Mortgage demand plunges to 22-year low as affordability ‘deteriorates’ deters buyers, but here’s why prices will keep rising
Mortgage rates fell last week in the latest sign that rising interest rates have started to temper demand in the booming housing market, but experts note that falling demand will not bring prices down quickly. prices due to historically low inventory levels, some price forecasts are expected to continue to rise throughout the year.
Mortgage applications fell 6.5% from the previous week in the week ending June 3, according to the Mortgage Bankers Association’s weekly mortgage applications survey.
In a statement, Joel Kan of the MBA noted that rising interest rates, spurred by the Federal Reserve’s efforts to fight inflation, have made buying a home more expensive and, therefore, drove down purchase and refinance requests to the lowest level in 22 years.
Although they plunged at the start of the pandemic, mortgage rates have soared since the Fed began raising rates in April, with the latest 30-year fixed-rate mortgages averaging around $5. .1%, against less than 3% a year earlier.

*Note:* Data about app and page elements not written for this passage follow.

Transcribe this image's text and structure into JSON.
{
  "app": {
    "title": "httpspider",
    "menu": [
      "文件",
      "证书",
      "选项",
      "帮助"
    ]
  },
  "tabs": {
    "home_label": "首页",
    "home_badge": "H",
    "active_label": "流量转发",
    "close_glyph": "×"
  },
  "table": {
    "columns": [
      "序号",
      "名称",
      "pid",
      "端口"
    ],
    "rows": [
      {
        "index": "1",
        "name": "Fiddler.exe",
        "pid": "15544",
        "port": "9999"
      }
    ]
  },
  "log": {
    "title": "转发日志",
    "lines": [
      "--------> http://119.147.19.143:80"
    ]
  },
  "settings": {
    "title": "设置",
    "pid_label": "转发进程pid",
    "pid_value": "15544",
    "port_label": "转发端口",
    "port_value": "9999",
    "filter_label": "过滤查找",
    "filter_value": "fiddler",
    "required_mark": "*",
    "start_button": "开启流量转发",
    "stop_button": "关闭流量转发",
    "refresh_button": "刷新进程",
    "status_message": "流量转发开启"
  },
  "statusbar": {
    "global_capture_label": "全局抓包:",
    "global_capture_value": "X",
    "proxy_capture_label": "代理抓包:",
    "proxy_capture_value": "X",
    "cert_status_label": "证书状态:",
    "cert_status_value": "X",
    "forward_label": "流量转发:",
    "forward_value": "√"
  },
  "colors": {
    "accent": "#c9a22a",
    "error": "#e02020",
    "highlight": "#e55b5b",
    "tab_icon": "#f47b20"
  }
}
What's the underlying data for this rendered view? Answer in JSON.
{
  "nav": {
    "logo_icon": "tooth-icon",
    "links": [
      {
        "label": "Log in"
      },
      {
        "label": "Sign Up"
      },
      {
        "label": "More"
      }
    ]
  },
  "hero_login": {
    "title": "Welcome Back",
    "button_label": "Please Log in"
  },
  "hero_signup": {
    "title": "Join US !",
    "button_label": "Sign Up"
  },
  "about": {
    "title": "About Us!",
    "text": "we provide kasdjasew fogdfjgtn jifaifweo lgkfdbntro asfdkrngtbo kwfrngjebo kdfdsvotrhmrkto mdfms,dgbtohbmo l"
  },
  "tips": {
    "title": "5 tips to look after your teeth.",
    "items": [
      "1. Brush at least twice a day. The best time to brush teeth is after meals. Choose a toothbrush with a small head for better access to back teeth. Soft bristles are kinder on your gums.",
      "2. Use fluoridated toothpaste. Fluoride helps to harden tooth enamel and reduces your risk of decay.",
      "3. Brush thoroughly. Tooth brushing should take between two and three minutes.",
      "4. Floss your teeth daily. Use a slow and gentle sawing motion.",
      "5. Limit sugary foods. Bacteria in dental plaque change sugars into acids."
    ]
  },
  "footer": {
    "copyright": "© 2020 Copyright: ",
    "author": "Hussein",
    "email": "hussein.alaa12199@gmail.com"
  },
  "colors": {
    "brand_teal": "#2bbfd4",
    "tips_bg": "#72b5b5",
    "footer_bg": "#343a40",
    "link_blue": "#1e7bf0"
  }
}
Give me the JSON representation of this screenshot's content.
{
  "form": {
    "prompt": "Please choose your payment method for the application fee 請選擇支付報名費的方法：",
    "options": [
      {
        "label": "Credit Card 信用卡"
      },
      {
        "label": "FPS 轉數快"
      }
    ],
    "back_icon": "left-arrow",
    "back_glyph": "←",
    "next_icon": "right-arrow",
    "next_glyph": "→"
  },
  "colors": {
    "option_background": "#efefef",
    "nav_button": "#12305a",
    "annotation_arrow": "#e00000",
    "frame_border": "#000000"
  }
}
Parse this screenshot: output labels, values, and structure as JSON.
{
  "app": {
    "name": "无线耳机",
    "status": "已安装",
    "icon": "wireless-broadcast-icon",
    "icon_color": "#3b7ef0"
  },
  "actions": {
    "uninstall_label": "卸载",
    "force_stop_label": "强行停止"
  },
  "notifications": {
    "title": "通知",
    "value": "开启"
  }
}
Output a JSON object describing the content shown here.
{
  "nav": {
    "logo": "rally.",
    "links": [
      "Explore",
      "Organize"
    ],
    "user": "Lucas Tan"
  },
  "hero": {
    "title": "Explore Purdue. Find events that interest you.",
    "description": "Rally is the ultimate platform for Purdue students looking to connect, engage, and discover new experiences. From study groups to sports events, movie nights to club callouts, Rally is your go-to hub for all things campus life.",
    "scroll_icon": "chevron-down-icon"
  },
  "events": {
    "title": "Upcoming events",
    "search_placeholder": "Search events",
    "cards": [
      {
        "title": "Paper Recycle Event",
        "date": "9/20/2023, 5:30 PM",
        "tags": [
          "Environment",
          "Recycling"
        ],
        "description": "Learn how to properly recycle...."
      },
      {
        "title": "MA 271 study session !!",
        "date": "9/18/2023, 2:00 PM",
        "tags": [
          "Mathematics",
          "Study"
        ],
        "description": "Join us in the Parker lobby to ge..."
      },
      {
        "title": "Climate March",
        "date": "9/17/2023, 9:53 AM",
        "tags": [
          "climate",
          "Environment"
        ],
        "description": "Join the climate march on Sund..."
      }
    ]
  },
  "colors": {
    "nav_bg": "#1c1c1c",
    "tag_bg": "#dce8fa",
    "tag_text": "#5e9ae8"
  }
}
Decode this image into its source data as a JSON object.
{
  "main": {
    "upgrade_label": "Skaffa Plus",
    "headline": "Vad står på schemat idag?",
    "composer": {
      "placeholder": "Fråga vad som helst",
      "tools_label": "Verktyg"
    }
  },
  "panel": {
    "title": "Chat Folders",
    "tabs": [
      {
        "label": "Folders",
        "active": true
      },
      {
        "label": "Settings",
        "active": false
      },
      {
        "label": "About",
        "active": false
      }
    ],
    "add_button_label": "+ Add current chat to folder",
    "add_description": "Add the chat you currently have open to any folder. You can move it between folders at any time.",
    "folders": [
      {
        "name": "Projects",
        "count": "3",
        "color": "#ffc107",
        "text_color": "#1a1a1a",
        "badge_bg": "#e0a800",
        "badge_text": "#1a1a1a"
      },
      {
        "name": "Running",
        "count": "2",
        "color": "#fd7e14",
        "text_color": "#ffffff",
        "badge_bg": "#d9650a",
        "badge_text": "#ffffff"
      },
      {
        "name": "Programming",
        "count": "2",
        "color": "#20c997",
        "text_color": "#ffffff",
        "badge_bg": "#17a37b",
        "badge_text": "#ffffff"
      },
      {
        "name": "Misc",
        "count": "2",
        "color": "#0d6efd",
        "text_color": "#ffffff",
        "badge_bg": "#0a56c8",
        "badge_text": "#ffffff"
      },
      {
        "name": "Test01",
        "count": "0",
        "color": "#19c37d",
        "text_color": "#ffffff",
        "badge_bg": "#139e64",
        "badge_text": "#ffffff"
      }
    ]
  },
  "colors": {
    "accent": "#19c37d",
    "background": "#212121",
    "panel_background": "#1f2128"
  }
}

A “persistent” housing stock has also fueled prices and dampened demand, Kan said, adding that “worsening affordability issues have been particularly difficult for potential first-time buyers.”
In a note last week, Bank of America economists told clients affordability had fallen to levels not seen during the housing crisis that triggered the Great Recession, and warned that weak supply would likely drive prices up another 15% this year.
The latest data comes after S&P CoreLogic reported last week that home prices soared at the fastest pace in 35 years in March, with S&P DJI chief executive Craig Lazzara adding that it is not still unclear how long it will take for price gains to begin to decelerate.
The median price of new homes hit a record high of $450,600 in April, climbing nearly 20% year over year, according to the Census Bureau.
Historically high savings rates, government stimulus, low supply and interest rates helped spark a home-buying frenzy during the pandemic, but signs of a slowdown have emerged as the Fed begins its most aggressive cycle of interest rate hikes in two decades. According to data released last month, pending home sales fell for the sixth consecutive month in April to the lowest level in nearly a decade, while new home sales fell nearly 17% from compared to March.
“While it can be safely predicted that price gains will begin to slow, the timing of the deceleration is a tougher choice,” Lazzara said.
Home prices rise 20.6% in biggest spike this century (Forbes)
Pending home sales plunge to lowest level in nearly a decade – the worst could be yet to come (Forbes)